Joe Lewis, frontman for the grunge-y classic soul and punked-up R&B band Black Joe Lewis & the Honeybears, has come a long way from the days when he worked at an Austin pawn shop. Though he doesn’t look back fondly on the gig, he admits it gave him the opportunity to learn to play guitar.
“My boss — and I hated him so bad — was like the comic book store owner on The Simpsons
,” he says in a recent phone interview from his Austin home. “He looked like him and talked like him. He was into guns and hardcore conservative. We hated each other, so I would kill time playing with the merchandise. I picked up one day and that’s how that went. I was making up weird stuff on my own. As far as knowing where everything is on the guitar and exactly how to play, I’m not like that. I see guys who play with their eyes closed, and I still can’t do that shit. The more I got into, the less I practiced.
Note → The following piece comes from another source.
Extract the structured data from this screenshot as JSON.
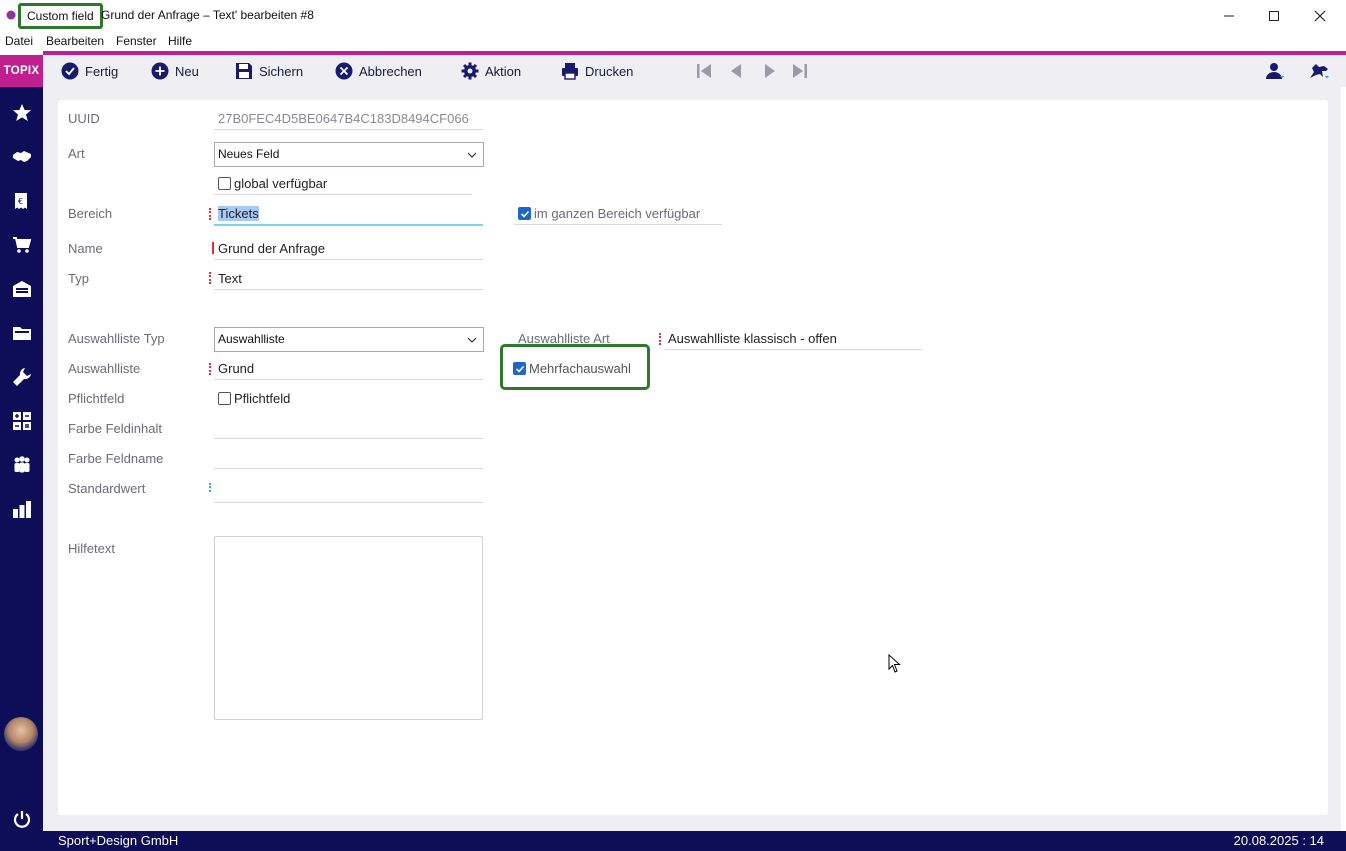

I would play it all the time when I first got it. It was easy to get the gist of it. I never took any lessons either so that was the other thing. It wasn’t that bad.”
Initially, Lewis formed Black Joe Lewis and the Cool Breeze. That band issued its debut back in 2005 and generated a bit of a buzz in Austin.
“We had somewhat of a following from that,” Lewis admits. “Then, we put the [Honeybears] lineup together, and it took off pretty quick.”
The band received enough acclaim for its 2007 debut that the esteemed alt-country imprint Lost Highway signed the group.
“They were cool,” Lewis says when asked about the time he spent on the label. “They were really nice for us. They put a lot into it. I don’t know if they got out of it what they wanted. We got picked up right after we started. We were pretty new at it back then. We got on the national front and were still learning.”
The group’s latest album, Backlash
, represents a return to its grungier roots. The band has never sounded better and lays down a good groove on the album’s first single, the horn-driven “PTP.” Barcelona-based illustrator Roger Haus directed the accompanying music video. Lewis says some of the Backlash
songs started to come together about a year ago.
“There was a batch that have been sitting around for a year and a half,” he says. “We didn’t finish it back then because we didn’t like everything we had. We wanted to do everything right on this one. I went through a break up a couple of years ago, and some of the songs are about that, and the Ferguson [Missouri] stuff was going on when I was writing.”
“Nature’s Natural,” a song that features a brittle blues guitar riff and woozy horns, also addresses social injustice. "There's a fire burning in the ghetto," Lewis croons.
“I was just pissed off when I saw that cops were stomping people out like nothing,” says Lewis. “I was pissed off and that just came to me really fast. When I was younger and I was writing, everything came fast. Now, the more I write, the more thought I put into it and the harder it is. That’s one of the few that came to me really quick.”
Lewis recorded the album at Big Orange Studios in Austin with producer Stuart Sikes; he says the relaxed atmosphere enabled him to write and record without any significant pressure.
“It’s not like the fanciest studio,” he says. “As long as the guy recording you is good, and you have decent equipment, that’s all you need. You go to these fancy places, and you can’t smoke pot, and they don’t want you set your beer on anything. Fuck that. I don’t like that. It’s about who’s working the board and engineering. If you got that going on, you can get a good sounding record from just about anywhere.”
Lewis says Chic guitarist Nile Rodgers inspired his approach on the album.
“My dad is from that era,” he says. “I always liked [Rodgers’] shit. A couple of years ago, when I moved back to Texas, I picked up some Sister Sledge and Chic records. There’s a movie called Alphabet City
that he did the soundtrack to and that made me want to buy more of his shit. When you’re a kid, you don’t take your parents' music seriously. It’s when you reach an older age that you get it. I get it now. [Chic bassist] Bernard Edwards is amazing too. His bass playing is great. It’s like they're a duo. I kind of want to do that — find a hot chick and play disco.”
The band’s been going for a decade now and though the lineup has changed considerably, Lewis says the group has stabilized.
“It’s rough,” he says. “It’s how I make my living. I dropped out of high school, so it’s all I got. It’s been a lot of people in and out and I’ve had people leave the band and try to sue me. It’s always something. Now, I like the group I have around me right now. I don’t trust a lot of people anymore. I’m excited about the album. I like it a lot. We’ve self-released the album, so I don’t have a label fucking with me. Everything is on me and if anything goes wrong, I have to look to myself.”
Black Joe Lewis & the Honeybears, Dams of the West, 9 p.m. Thursday, March 2, Grog Shop, 2785 Euclid Heights Blvd., Cleveland Heights, 216-321-5588. Tickets: $15 ADV, $18 DOS, grogshop.gs.